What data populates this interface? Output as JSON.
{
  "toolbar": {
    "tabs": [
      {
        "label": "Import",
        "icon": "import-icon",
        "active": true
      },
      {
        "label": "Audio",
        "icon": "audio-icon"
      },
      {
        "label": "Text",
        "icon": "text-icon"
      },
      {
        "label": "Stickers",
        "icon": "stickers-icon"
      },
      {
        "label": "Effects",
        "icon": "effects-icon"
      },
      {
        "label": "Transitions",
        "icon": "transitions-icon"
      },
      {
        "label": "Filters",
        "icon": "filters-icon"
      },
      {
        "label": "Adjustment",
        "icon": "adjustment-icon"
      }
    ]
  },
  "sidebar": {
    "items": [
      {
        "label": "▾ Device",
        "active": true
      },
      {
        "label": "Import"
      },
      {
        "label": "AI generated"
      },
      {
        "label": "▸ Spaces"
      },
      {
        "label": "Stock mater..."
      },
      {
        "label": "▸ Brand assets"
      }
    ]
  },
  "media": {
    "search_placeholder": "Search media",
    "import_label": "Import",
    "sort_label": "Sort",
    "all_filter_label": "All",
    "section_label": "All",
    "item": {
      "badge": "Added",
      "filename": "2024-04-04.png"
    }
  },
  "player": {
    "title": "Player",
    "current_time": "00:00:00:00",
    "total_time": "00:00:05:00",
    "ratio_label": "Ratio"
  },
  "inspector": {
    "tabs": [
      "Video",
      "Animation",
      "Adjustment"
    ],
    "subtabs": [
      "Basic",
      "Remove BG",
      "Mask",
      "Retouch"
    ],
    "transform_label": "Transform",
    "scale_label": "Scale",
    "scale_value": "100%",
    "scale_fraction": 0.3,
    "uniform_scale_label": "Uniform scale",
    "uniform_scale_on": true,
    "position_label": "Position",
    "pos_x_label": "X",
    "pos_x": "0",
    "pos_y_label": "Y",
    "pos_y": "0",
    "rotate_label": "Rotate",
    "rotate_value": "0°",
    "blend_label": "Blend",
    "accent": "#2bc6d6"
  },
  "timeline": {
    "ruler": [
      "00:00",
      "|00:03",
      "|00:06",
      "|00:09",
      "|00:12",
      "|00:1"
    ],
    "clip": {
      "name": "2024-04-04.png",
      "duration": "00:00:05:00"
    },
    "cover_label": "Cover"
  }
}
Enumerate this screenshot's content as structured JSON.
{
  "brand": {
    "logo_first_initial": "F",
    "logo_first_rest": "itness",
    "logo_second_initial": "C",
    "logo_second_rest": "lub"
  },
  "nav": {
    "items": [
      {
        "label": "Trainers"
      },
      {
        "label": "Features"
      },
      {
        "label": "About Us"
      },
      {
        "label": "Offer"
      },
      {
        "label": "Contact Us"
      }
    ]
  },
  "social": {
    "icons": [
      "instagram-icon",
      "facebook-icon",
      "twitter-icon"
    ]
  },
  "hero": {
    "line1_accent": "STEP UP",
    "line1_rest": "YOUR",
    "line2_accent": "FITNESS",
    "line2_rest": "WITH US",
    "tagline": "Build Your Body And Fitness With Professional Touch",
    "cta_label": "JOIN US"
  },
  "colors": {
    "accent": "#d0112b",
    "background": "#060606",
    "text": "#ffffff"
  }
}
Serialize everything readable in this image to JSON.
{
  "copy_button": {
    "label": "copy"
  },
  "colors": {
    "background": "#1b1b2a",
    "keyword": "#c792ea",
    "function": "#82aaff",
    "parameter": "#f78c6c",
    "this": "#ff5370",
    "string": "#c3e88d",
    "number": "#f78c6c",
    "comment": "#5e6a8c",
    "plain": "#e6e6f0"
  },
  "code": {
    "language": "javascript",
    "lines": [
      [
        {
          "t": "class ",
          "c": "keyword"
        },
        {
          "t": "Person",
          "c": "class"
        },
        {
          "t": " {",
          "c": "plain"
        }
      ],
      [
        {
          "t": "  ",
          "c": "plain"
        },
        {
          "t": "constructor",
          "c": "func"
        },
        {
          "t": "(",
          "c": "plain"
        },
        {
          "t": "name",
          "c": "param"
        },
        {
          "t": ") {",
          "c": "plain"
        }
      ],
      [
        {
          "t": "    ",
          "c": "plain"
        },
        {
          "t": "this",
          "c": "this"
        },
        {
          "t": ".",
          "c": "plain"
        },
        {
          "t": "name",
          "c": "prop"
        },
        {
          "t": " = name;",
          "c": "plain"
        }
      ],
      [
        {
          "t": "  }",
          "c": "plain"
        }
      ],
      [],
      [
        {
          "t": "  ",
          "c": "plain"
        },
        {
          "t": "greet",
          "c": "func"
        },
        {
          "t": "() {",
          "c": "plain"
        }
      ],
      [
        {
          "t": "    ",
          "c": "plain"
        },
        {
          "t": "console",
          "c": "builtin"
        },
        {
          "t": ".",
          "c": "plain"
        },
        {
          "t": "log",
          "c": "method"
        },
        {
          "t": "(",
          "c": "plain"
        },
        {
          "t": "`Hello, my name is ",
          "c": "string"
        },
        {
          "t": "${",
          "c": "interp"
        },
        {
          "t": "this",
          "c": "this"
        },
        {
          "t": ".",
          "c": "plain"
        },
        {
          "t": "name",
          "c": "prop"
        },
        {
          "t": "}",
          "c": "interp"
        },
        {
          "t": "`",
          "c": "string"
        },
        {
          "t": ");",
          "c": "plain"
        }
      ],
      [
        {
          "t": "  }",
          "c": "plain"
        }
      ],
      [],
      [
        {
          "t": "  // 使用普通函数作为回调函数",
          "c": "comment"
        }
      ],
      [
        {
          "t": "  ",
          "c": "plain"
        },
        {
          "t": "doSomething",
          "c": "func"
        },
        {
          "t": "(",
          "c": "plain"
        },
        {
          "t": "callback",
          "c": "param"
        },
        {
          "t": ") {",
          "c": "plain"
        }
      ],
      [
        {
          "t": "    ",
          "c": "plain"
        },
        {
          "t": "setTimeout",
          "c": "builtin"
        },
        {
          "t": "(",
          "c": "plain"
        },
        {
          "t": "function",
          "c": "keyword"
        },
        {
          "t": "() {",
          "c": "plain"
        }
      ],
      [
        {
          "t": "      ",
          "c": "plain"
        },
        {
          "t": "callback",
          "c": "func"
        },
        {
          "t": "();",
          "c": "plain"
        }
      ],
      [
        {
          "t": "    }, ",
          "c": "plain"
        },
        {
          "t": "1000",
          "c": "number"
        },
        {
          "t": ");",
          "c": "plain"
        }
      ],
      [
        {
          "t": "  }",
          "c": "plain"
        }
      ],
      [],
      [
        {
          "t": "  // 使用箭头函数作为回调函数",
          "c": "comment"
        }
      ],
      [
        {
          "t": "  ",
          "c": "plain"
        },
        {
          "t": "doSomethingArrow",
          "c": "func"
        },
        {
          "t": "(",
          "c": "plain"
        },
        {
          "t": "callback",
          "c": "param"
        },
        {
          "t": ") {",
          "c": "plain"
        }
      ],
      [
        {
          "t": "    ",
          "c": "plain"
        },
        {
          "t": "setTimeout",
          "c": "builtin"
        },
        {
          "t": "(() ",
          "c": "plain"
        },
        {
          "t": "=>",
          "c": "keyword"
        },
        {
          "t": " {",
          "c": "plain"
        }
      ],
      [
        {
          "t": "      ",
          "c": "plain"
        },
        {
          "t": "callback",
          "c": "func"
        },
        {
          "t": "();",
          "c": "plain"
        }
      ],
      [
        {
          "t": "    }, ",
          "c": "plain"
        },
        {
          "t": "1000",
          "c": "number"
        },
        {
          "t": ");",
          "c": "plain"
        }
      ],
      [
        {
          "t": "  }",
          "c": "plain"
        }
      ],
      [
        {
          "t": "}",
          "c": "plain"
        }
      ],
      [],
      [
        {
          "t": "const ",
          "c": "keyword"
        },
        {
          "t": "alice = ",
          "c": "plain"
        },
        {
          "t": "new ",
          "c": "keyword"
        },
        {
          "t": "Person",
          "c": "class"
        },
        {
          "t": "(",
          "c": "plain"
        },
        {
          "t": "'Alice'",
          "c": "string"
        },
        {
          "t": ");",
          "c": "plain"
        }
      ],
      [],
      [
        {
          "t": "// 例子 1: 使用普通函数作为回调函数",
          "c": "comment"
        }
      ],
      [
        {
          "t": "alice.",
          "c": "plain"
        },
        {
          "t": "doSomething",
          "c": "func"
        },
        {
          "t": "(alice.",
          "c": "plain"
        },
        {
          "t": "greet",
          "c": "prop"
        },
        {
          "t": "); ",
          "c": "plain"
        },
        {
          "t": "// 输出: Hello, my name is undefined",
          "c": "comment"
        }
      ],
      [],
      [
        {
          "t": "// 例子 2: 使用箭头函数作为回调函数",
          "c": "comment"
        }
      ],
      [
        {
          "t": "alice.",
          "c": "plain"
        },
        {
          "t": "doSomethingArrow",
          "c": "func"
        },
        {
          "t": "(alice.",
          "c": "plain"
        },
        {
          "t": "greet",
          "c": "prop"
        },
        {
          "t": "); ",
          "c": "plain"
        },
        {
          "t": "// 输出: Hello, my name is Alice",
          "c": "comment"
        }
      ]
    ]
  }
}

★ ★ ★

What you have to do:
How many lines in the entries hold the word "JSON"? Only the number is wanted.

Response area:
3